The Genius of Baby Driver
Baby Driver is not just a driving film – it is not just an action or a romance but all these things. It is so much more! This modern musical is powered by high octane fuel and at the wheel is a driver with a deft touch. Edgar Wright steers this film expertly, deftly morphing the many genres into one. The result is a new style that is fast paced with a focus on character development.
The main character in this film is the music with its cheeky personality. It is full of roaring emotion tempered by soft touches. Edgar Wright has paired every scene with the perfect song! From Bell-bottoms to Easy Like Sunday Morning, the songs work expertly – the beats of Tequila match the sound of each bullet firing, the streams of gunfire popping in time to the music. It is something wonderful, unique to experience, giving Baby Driver a zip and pace like no other film. Wright achieves this through fitting the shot to the music he has in mind. Working from a playlist of thousands of songs originally titled ‘Maybe Baby’, he ends up with a special effect and scenes that are tightly choreographed like a dance. It is perfectly in time with its music and the film moves from one great hit to another racing through its fabulous soundtrack.

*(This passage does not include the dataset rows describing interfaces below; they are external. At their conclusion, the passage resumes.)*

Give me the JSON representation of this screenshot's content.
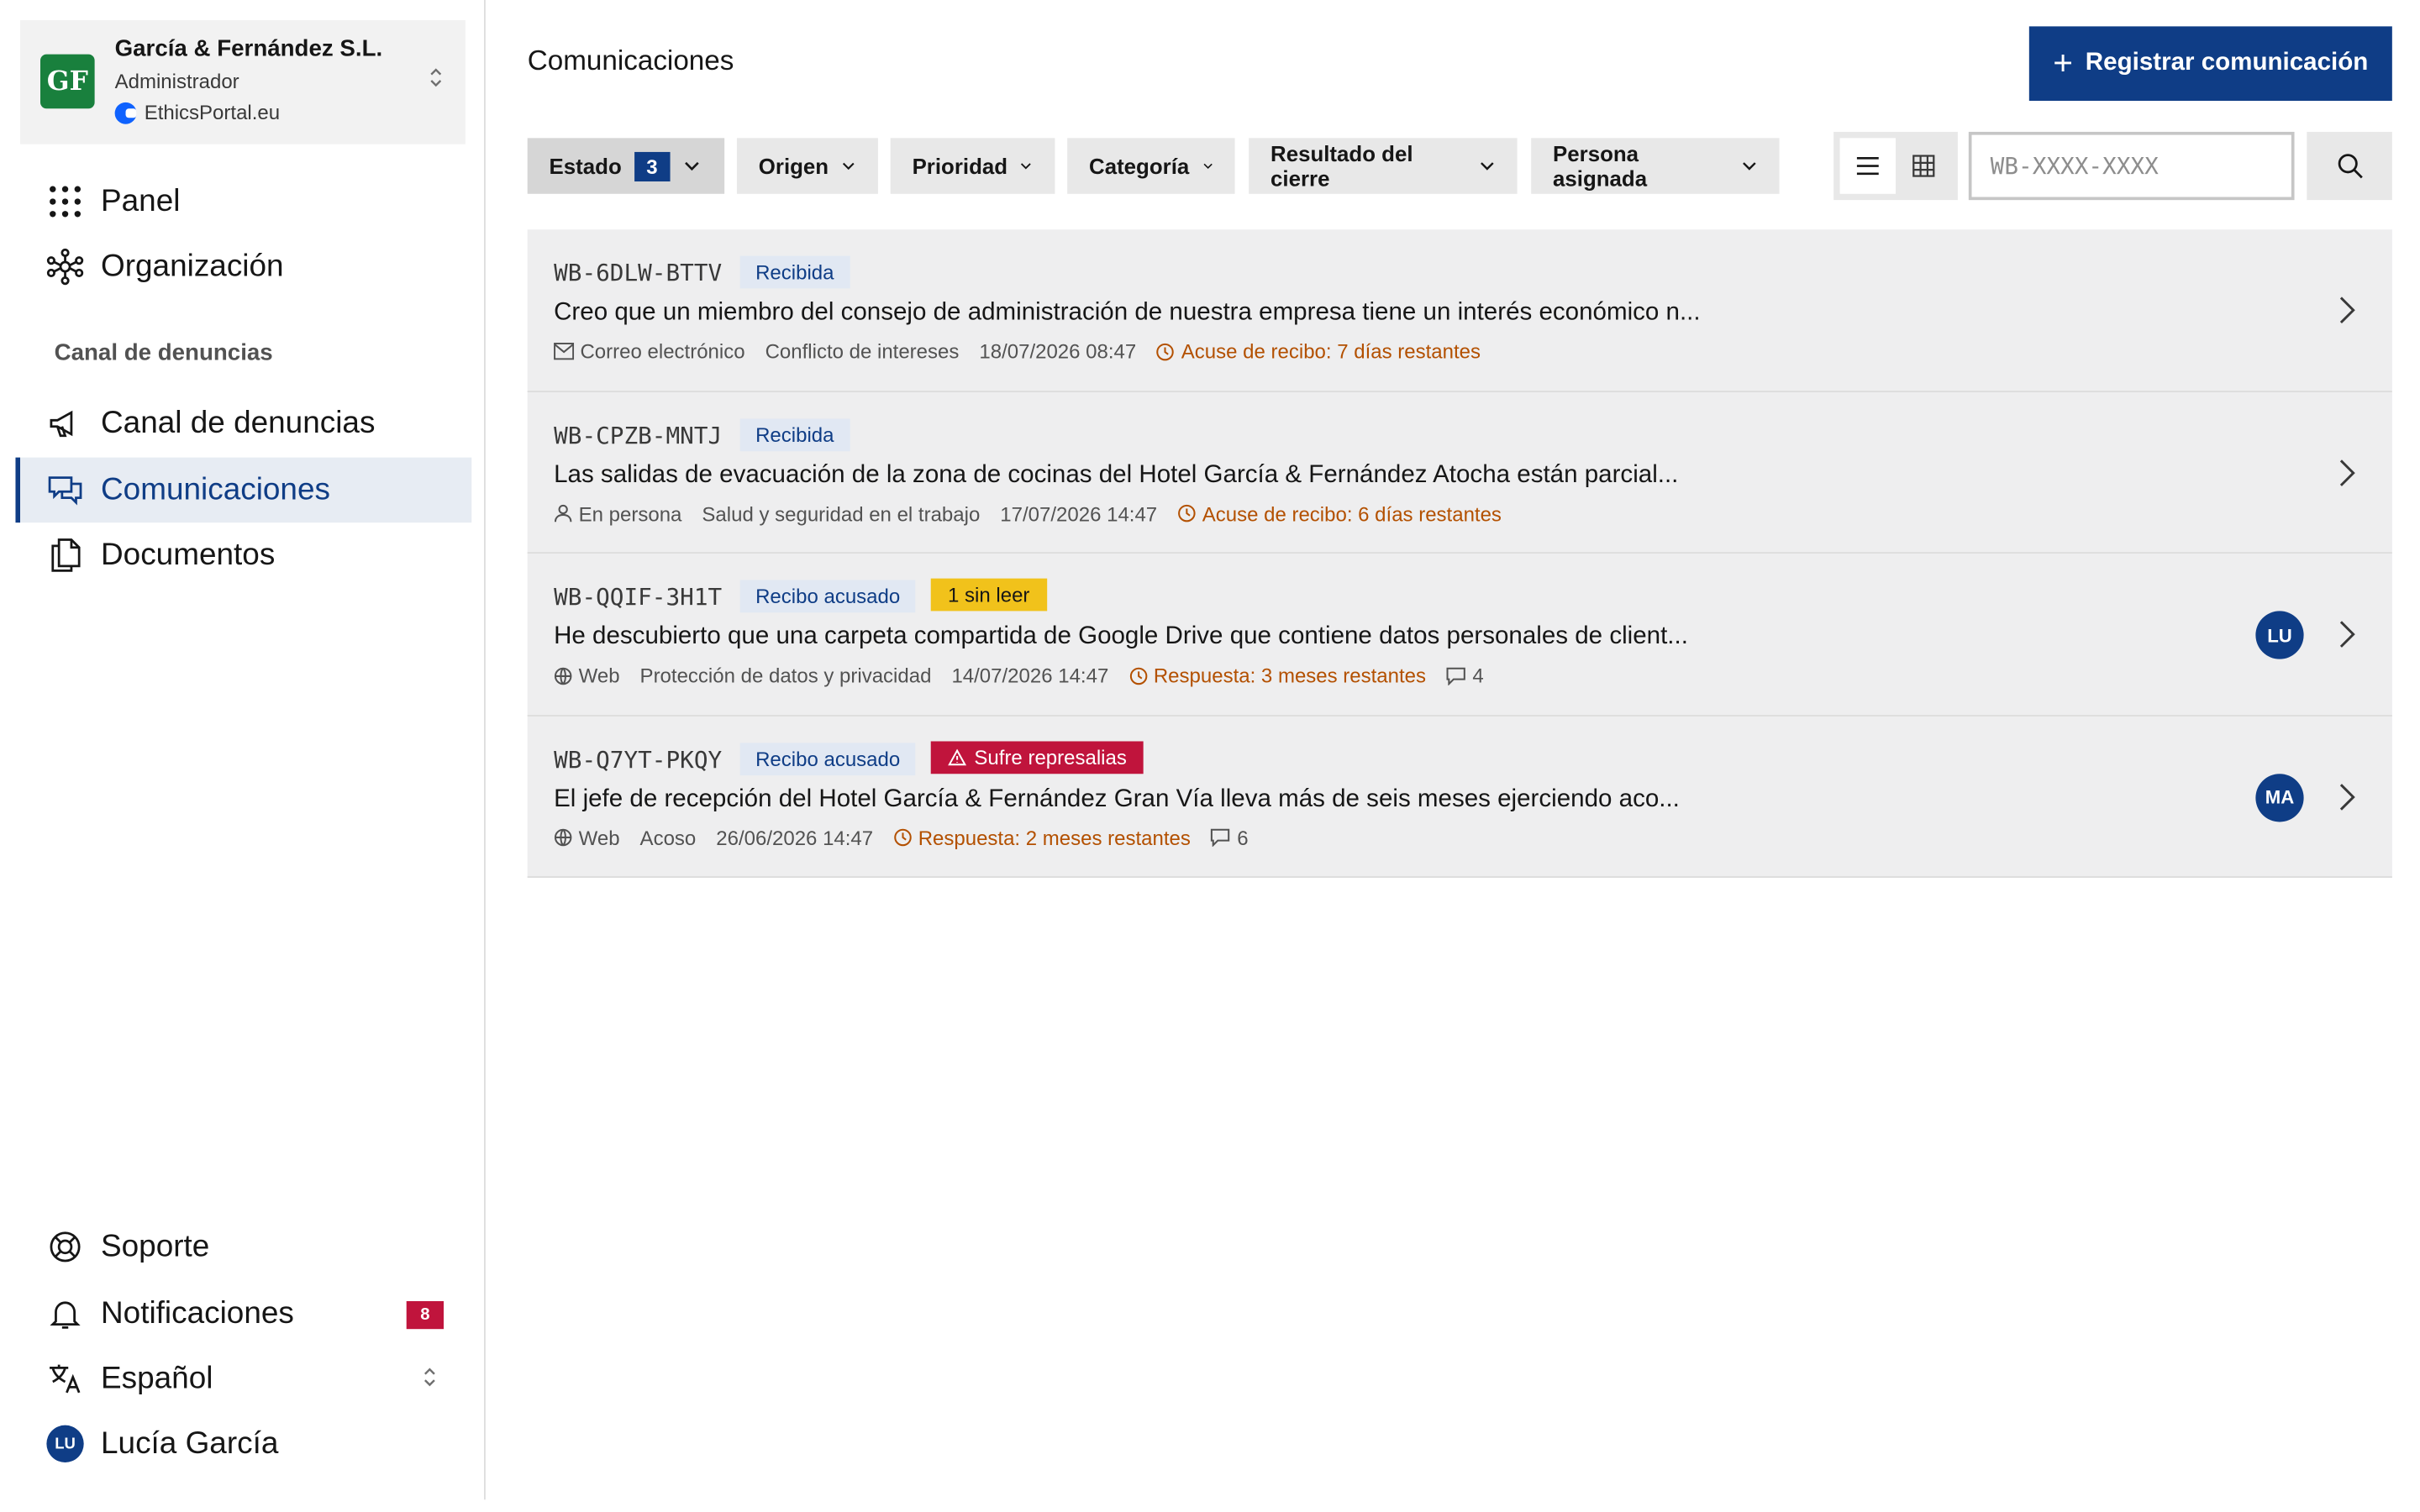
{
  "org": {
    "logo": "GF",
    "name": "García & Fernández S.L.",
    "role": "Administrador",
    "portal": "EthicsPortal.eu"
  },
  "nav": {
    "panel": "Panel",
    "organizacion": "Organización",
    "section": "Canal de denuncias",
    "canal": "Canal de denuncias",
    "comunicaciones": "Comunicaciones",
    "documentos": "Documentos"
  },
  "footer_nav": {
    "soporte": "Soporte",
    "notificaciones": "Notificaciones",
    "notifications_count": "8",
    "idioma": "Español",
    "user_initials": "LU",
    "user_name": "Lucía García"
  },
  "header": {
    "title": "Comunicaciones",
    "primary_action": "Registrar comunicación"
  },
  "filters": {
    "estado": "Estado",
    "estado_count": "3",
    "origen": "Origen",
    "prioridad": "Prioridad",
    "categoria": "Categoría",
    "resultado": "Resultado del cierre",
    "persona": "Persona asignada"
  },
  "search": {
    "placeholder": "WB-XXXX-XXXX"
  },
  "reports": [
    {
      "code": "WB-6DLW-BTTV",
      "status": "Recibida",
      "summary": "Creo que un miembro del consejo de administración de nuestra empresa tiene un interés económico n...",
      "channel": "Correo electrónico",
      "channel_icon": "mail-icon",
      "category": "Conflicto de intereses",
      "date": "18/07/2026 08:47",
      "deadline": "Acuse de recibo: 7 días restantes"
    },
    {
      "code": "WB-CPZB-MNTJ",
      "status": "Recibida",
      "summary": "Las salidas de evacuación de la zona de cocinas del Hotel García & Fernández Atocha están parcial...",
      "channel": "En persona",
      "channel_icon": "person-icon",
      "category": "Salud y seguridad en el trabajo",
      "date": "17/07/2026 14:47",
      "deadline": "Acuse de recibo: 6 días restantes"
    },
    {
      "code": "WB-QQIF-3H1T",
      "status": "Recibo acusado",
      "tag": "1 sin leer",
      "summary": "He descubierto que una carpeta compartida de Google Drive que contiene datos personales de client...",
      "channel": "Web",
      "channel_icon": "globe-icon",
      "category": "Protección de datos y privacidad",
      "date": "14/07/2026 14:47",
      "deadline": "Respuesta: 3 meses restantes",
      "messages": "4",
      "assignee": "LU"
    },
    {
      "code": "WB-Q7YT-PKQY",
      "status": "Recibo acusado",
      "tag": "Sufre represalias",
      "summary": "El jefe de recepción del Hotel García & Fernández Gran Vía lleva más de seis meses ejerciendo aco...",
      "channel": "Web",
      "channel_icon": "globe-icon",
      "category": "Acoso",
      "date": "26/06/2026 14:47",
      "deadline": "Respuesta: 2 meses restantes",
      "messages": "6",
      "assignee": "MA"
    }
  ],
  "colors": {
    "primary": "#0f3d86",
    "logo_green": "#19803d",
    "unread": "#f1c21b",
    "danger": "#c0143c",
    "deadline": "#b35000"
  }
}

‘do The Harlem Shuffle’
The songs permeate the character and world of this film – as Baby goes to grab coffee while dancing the Harlem Shuffle the very words are seen graffitied across the streets. The city is alive with the music. It reflects the character of Baby whose very lifeblood is made up of the beat and sound of music. He dances through the street turning shop windows into percussion instruments, Baby causes mayhem. It is light and fun and finishes with his discovery of his love for Debora. It is a perfect example of Edgar Wrights genius as the music, shots, choreography, and special effects all come together in one masterful scene.
‘Retarded means slow, was he slow?’
On top of all the other genius is the characters themselves who are often comedic at times balancing out the tense scenes. Take the names of the three criminals for instance: ‘Baby’, ‘Darling’ and ‘Buddy’. These names contrast with the dark dealings and cut through the tension with a knife, making you smile and laugh. Doc’s lines are quick and snappy. ‘Retarded means slow, was he slow?’ has become an iconic line and shows off the pacey dialogue which so carefully fits into the beat of the music. The dialogue becomes addictive and the show-not-tell policy of the film adds to the snappiness. The actions of the characters and the music speaks for itself.
At the core of the plot is the romance between Baby and Debora. The song by Carla Thomas brings the two together as he finds himself entranced by the angelic singing of Debora. Their love might be at the core, but it is music that is at the heart of everything in Baby Driver – even the love between Baby and Debora. She symbolises what is good in Baby and his way out of the life of crime that he is stuck in. Edgar Wright plays the romance superbly well; their dates are highly choreographed (imagine taking bites of food and dancing in a laundromat). It makes you root for the couple and adds to the frantic pace of the third act.
This film is almost a masterpiece with every element masterfully controlled and executed by Wright. It is one of those films that slaps you across the face and leaves you wanting more and more! I have simply brushed upon the genius of Baby Driver. The only way to truly realise its exquisite craftsmanship is to watch it for yourself.
Written by George Marshall
Edited by Isobella Norman